While Intel and the rest of the industry have been in a state of shock since Apple unveiled its M1 laptop chip last month, Advanced Micro Devices (AMD) is not standing still. According to a leaker, the Santa Clara, California-headquartered semiconductor company has two Apple M1 competitor chips in prototype stages that are apparently “almost ready”.
Hardware leaker Mauri QHD wrote in a tweet a few days ago that one version of AMD’s upcoming ARM chip has integrated RAM like the Apple M1 chip and the other is without it. The leaker added that AMD’s chief executive Dr Lisa Su will have a presentation at the CES 2021 on January 12 that may serve as a launchpad for the new chips.
AMD has an M1 competitor in prototype stages, one version with integrated RAM, and one without it
he said "almost ready"
but -imo- idk
leak is only a few days old, the chip idk
— Mauri QHD (@MauriQHD) November 28, 2020
Both Intel and AMD processors are compatible with IBM’s x86 architecture. But the advent of the M1 chip with its unified memory architecture, low power consumption, industry-crushing performance and a high-degree of integration has left the x86 camp without a viable answer.

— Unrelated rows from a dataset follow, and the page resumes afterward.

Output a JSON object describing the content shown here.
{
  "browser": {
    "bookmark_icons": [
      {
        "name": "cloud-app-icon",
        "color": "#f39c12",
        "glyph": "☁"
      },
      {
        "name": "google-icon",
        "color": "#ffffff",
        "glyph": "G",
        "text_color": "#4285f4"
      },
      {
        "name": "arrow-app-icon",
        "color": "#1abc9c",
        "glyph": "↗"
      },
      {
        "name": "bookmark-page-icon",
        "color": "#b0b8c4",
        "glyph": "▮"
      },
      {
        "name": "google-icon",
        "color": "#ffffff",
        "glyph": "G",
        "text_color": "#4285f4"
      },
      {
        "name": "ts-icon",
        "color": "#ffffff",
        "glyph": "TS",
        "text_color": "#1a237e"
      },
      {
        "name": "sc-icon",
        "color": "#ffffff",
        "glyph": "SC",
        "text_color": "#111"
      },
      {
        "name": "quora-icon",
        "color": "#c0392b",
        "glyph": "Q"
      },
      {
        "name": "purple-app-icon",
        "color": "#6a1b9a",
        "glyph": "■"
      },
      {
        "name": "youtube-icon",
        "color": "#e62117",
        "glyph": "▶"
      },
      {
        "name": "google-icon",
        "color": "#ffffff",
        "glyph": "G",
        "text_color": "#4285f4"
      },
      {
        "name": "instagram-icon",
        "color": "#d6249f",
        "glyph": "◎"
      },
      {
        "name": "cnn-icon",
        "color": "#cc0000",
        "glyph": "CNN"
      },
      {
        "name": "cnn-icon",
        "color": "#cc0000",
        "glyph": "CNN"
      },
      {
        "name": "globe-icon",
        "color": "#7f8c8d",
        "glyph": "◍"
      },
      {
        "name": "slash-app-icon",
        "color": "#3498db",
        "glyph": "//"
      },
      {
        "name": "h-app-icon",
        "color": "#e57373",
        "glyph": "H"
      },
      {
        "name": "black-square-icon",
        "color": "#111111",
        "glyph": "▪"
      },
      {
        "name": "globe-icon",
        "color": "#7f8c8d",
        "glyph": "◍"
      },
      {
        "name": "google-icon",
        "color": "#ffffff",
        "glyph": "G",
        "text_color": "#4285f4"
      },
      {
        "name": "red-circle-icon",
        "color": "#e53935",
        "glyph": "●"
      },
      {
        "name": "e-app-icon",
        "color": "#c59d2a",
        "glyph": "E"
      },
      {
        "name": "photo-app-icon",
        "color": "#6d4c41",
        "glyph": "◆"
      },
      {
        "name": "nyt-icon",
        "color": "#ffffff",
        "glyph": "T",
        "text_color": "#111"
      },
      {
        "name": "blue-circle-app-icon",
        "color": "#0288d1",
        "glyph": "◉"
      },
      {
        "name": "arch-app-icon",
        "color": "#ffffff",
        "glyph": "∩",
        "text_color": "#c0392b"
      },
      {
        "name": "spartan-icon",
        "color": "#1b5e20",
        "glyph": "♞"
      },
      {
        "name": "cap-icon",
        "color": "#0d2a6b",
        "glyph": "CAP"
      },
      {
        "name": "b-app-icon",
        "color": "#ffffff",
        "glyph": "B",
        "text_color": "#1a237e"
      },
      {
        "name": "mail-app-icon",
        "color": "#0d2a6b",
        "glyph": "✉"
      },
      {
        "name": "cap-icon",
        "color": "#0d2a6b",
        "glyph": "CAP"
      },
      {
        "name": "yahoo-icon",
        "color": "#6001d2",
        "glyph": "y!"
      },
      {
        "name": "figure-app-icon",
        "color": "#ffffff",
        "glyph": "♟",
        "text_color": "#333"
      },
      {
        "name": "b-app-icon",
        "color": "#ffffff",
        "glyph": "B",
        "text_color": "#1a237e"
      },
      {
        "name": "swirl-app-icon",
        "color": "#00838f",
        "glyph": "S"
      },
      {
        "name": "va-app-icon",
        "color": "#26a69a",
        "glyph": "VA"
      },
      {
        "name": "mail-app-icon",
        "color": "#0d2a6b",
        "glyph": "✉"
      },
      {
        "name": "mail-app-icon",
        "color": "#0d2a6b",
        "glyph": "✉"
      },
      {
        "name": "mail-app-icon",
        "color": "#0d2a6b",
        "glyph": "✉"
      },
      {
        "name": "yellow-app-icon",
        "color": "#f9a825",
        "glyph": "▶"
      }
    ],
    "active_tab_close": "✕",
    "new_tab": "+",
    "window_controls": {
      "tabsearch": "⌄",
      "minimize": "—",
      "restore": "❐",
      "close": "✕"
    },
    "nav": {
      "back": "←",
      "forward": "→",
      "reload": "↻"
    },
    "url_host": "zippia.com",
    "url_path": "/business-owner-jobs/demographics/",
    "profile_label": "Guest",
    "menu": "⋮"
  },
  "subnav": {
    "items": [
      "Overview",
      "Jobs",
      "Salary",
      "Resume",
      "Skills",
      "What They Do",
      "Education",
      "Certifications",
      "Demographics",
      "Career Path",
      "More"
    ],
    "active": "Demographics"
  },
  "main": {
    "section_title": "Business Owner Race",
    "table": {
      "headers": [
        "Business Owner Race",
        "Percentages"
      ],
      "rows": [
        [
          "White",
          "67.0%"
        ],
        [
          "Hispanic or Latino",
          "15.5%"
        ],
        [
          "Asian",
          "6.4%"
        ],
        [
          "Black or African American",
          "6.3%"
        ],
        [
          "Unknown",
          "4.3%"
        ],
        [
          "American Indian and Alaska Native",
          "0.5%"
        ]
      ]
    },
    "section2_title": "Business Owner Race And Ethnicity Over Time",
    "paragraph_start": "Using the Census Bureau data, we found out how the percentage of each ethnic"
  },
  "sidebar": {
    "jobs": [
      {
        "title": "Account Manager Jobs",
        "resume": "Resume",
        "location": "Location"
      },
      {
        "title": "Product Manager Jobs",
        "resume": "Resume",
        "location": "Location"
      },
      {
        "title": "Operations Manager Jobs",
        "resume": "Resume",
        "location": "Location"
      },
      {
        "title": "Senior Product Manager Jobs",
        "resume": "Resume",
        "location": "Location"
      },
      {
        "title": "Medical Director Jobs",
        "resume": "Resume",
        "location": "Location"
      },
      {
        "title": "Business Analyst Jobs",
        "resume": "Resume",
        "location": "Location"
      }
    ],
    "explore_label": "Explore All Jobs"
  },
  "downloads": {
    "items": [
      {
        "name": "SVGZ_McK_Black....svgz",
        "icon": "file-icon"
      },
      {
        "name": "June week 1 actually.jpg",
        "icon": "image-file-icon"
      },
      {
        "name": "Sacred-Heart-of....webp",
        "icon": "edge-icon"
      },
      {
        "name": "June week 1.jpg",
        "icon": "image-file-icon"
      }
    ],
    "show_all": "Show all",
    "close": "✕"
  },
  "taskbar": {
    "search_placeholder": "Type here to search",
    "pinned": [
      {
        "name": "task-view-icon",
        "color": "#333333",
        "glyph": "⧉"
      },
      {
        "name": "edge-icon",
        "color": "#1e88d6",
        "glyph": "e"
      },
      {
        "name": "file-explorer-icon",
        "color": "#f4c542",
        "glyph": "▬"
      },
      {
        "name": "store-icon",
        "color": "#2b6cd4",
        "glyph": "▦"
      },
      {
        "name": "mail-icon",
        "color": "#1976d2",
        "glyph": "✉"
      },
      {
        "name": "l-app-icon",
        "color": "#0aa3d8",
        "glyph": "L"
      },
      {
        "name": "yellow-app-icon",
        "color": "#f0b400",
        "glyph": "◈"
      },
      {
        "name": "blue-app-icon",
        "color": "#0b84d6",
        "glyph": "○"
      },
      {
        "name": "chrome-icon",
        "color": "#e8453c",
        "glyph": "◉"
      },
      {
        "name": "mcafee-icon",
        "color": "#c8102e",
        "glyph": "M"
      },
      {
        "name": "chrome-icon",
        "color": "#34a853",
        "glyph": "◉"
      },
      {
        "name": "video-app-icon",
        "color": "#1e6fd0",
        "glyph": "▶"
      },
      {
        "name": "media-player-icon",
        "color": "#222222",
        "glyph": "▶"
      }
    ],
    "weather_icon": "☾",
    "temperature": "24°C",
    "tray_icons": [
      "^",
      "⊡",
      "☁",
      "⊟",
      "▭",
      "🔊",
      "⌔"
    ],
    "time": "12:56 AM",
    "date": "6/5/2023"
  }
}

Tom’s Guide explains why you should care about AMD’s ARM-based chips:
It could yield a Windows competitor to the M1-powered Macs, meaning slim and light laptops and mini desktops that punch above their weight in terms of performance. And AMD has often provided chips at competitive prices, so that could translate into cheaper ultraportable laptops that don’t compromise on performance.
For that to happen, however, Microsoft will need to do something concrete with its Windows on ARM project, which never really took off in a meaningful way either. Chip makers and companies like Microsoft will need to double down on their efforts if they want to better compete with Apple. Android chip makers may also jump in to fill the void.
Qualcomm, for instance, recently unveiled its new Snapdragon 888 system-on-a-chip that promises faster speeds, better cameras and more powerful artificial intelligence. The chip will make its debut in high-end Android devices early next year. Looking at the spec sheet, the Snapdragon 888 might be capable of powering low-end Windows notebooks, too.
Microsoft previously worked with Qualcomm to develop custom Snapdragon chips that could run Windows 10 on the Surface Pro X, barring performance and software compatibility issues. With AMD now ostensibly working on its own M1 competitor, and with Microsoft presumably advancing Windows on ARM, the rest of the industry is now playing catch-up to Apple.